Said VanGorder: "I loved my time there, and I have a lot of respect for Mark Richt. He is really the guy who gave me my big break in this profession, but that's kind of where it ends, because I will view that game far more from an intellectual standpoint than any kind of emotional standpoint as we go into it."

Georgia's defense in 2000 had all 11 starters go on to play in the NFL. VanGorder and Martinez didn't inherit tackles Richard Seymour and Marcus Stroud or linebacker Kendrell Bell from the '00 unit, but they did take over the development of end Charles Grant, linebackers Boss Bailey and Will Witherspoon and defensive backs Terreal Bierra and Tim Wansley.

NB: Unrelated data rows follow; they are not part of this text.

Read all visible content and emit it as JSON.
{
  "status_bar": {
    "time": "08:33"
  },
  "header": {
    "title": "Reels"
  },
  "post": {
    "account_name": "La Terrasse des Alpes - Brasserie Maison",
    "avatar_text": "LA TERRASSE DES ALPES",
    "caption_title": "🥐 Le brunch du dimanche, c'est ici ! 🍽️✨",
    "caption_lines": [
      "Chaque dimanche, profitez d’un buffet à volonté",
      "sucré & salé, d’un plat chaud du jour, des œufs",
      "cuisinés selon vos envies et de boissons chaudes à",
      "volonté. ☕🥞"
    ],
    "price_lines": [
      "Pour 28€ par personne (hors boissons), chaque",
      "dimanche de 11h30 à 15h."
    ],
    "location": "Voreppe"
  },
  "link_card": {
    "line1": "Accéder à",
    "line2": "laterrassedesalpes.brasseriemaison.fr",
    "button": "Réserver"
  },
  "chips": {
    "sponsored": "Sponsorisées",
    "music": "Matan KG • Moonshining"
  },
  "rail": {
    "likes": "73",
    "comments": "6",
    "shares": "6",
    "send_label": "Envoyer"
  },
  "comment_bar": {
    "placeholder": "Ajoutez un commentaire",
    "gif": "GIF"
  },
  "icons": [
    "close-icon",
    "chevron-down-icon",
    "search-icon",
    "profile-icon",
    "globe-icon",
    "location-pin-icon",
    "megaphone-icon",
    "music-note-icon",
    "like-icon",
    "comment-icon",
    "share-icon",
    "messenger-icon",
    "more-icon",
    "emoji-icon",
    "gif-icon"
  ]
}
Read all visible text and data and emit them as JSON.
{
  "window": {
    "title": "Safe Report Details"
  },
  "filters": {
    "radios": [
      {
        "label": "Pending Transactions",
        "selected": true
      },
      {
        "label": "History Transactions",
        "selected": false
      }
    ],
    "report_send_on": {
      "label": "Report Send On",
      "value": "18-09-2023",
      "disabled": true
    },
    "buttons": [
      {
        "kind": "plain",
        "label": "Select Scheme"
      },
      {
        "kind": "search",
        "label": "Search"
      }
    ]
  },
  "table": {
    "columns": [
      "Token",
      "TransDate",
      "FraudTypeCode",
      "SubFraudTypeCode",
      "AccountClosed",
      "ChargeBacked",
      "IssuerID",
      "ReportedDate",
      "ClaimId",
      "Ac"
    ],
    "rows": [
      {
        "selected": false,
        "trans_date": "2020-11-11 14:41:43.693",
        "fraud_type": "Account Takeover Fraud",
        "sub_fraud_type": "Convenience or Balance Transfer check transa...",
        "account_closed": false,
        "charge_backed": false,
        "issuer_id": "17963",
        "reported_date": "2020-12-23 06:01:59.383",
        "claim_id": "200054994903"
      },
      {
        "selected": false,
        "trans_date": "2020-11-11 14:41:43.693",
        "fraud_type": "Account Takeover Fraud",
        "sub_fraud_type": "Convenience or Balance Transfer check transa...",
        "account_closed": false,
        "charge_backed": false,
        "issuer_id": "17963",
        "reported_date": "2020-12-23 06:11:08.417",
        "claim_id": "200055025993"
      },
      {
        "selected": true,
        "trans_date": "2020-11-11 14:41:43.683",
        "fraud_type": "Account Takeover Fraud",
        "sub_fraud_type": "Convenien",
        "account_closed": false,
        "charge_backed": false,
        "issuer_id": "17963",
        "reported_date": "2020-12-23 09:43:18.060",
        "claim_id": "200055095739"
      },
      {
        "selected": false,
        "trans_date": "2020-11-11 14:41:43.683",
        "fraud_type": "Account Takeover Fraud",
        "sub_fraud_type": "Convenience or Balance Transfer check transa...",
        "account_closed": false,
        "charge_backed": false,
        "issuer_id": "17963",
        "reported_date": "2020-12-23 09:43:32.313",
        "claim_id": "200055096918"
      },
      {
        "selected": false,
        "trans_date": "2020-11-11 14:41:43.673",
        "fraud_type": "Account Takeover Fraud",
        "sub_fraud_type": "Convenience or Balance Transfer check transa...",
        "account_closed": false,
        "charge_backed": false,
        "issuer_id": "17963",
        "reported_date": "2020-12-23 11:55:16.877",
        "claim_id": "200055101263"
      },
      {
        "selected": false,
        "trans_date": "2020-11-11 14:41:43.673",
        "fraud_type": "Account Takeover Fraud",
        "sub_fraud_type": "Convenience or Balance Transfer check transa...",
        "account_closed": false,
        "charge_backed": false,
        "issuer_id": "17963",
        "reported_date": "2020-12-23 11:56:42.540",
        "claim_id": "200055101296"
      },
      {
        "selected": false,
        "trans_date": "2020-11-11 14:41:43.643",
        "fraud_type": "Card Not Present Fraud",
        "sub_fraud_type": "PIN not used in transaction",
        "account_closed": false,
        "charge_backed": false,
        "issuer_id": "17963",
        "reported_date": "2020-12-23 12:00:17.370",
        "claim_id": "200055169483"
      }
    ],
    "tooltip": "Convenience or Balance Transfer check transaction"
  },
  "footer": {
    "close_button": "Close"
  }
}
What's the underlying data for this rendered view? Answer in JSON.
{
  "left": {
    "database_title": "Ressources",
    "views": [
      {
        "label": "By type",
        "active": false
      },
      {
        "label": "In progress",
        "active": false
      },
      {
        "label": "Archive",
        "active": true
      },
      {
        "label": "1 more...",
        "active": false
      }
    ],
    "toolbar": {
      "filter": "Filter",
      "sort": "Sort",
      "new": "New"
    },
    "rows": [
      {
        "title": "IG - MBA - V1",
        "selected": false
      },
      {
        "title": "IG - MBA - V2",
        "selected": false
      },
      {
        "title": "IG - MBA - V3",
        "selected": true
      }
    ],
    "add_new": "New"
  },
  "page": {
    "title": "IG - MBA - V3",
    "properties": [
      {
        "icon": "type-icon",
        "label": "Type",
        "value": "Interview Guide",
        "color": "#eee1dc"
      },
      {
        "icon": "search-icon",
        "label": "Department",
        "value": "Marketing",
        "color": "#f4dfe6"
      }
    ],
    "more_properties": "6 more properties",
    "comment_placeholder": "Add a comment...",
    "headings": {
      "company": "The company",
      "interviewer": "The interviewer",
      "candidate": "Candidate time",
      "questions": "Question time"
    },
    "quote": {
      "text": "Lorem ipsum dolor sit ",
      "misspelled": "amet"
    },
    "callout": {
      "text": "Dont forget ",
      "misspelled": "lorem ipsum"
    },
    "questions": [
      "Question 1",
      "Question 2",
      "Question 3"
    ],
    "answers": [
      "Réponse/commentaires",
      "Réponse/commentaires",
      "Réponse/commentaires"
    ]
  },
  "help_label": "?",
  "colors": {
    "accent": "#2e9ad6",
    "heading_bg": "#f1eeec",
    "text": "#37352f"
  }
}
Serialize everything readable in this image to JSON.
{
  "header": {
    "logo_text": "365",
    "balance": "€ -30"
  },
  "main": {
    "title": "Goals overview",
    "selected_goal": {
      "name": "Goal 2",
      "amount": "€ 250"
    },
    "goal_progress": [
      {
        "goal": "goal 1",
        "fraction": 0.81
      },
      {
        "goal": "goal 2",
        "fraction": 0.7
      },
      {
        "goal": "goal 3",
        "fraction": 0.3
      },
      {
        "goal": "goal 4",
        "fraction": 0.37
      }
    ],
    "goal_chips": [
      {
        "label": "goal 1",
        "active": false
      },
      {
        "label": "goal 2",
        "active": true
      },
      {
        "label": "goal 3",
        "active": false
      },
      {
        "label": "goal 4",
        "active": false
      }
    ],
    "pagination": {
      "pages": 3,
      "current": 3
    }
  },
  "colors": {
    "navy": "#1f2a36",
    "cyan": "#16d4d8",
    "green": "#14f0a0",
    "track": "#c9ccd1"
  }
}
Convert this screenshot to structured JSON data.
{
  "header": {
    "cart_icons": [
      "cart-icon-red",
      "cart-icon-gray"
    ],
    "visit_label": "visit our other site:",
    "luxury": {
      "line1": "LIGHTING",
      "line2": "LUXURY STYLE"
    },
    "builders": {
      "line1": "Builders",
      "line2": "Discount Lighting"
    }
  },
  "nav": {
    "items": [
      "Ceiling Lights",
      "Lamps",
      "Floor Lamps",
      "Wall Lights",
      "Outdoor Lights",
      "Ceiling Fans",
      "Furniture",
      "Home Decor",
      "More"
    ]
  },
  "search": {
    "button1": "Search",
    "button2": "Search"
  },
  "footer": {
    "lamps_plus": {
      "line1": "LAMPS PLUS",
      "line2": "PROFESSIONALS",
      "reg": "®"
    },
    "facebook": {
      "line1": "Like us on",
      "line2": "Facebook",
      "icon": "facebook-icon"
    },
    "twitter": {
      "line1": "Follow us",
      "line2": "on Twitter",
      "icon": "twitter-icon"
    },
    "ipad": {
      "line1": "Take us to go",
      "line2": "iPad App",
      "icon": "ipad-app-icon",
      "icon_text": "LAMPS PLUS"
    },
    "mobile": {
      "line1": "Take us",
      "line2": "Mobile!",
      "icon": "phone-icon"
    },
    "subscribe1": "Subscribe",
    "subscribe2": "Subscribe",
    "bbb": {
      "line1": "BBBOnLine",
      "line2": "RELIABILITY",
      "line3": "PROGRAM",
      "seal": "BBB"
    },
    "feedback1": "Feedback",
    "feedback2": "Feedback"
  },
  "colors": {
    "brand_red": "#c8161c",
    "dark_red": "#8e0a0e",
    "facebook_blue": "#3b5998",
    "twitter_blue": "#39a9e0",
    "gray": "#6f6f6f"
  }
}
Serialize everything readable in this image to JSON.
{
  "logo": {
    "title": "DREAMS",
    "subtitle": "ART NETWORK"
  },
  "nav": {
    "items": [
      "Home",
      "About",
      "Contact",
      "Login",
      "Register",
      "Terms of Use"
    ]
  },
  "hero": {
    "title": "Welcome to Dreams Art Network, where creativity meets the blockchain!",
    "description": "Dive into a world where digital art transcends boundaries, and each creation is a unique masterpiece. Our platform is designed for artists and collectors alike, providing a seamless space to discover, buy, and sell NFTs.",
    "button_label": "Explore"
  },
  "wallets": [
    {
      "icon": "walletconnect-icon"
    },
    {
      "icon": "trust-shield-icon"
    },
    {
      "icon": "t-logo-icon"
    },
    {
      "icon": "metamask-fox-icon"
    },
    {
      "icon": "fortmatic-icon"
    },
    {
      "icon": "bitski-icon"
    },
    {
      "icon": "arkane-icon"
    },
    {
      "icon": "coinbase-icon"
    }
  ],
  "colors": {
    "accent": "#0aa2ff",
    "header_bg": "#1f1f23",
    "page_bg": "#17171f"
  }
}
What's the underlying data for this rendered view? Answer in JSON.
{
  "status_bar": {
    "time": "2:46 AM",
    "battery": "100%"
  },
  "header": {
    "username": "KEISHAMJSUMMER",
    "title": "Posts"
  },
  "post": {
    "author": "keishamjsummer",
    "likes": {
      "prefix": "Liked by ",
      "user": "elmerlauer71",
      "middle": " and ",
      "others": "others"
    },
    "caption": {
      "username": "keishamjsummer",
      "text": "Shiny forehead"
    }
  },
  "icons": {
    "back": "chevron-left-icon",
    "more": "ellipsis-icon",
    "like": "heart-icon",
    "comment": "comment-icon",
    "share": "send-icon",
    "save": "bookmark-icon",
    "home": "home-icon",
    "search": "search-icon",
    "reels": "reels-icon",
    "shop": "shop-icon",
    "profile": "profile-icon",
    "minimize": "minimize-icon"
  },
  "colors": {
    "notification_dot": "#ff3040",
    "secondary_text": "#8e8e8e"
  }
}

Then the likes of end David Pollack, linebacker Odell Thurman and safeties Sean Jones and Thomas Davis moved through the ranks, and now Auburn fans are hopeful VanGorder and Martinez can replicate their success of a decade ago. Auburn had a very young defense last season with two senior starters, and it often showed, as the Tigers went 8-5 despite ranking 81st nationally in yards allowed (408 per game) and 79th in scoring (28.92).

"I don't really feel the pressures of what I do at this point in time," VanGorder said. "I've worked hard and established a knowledge base that allows me to have a comfort with all of that. I'm older now, and I've been through the ringer a little bit, so my perspective has changed.

"What hasn't changed is my excitement, and I am excited to be here at Auburn."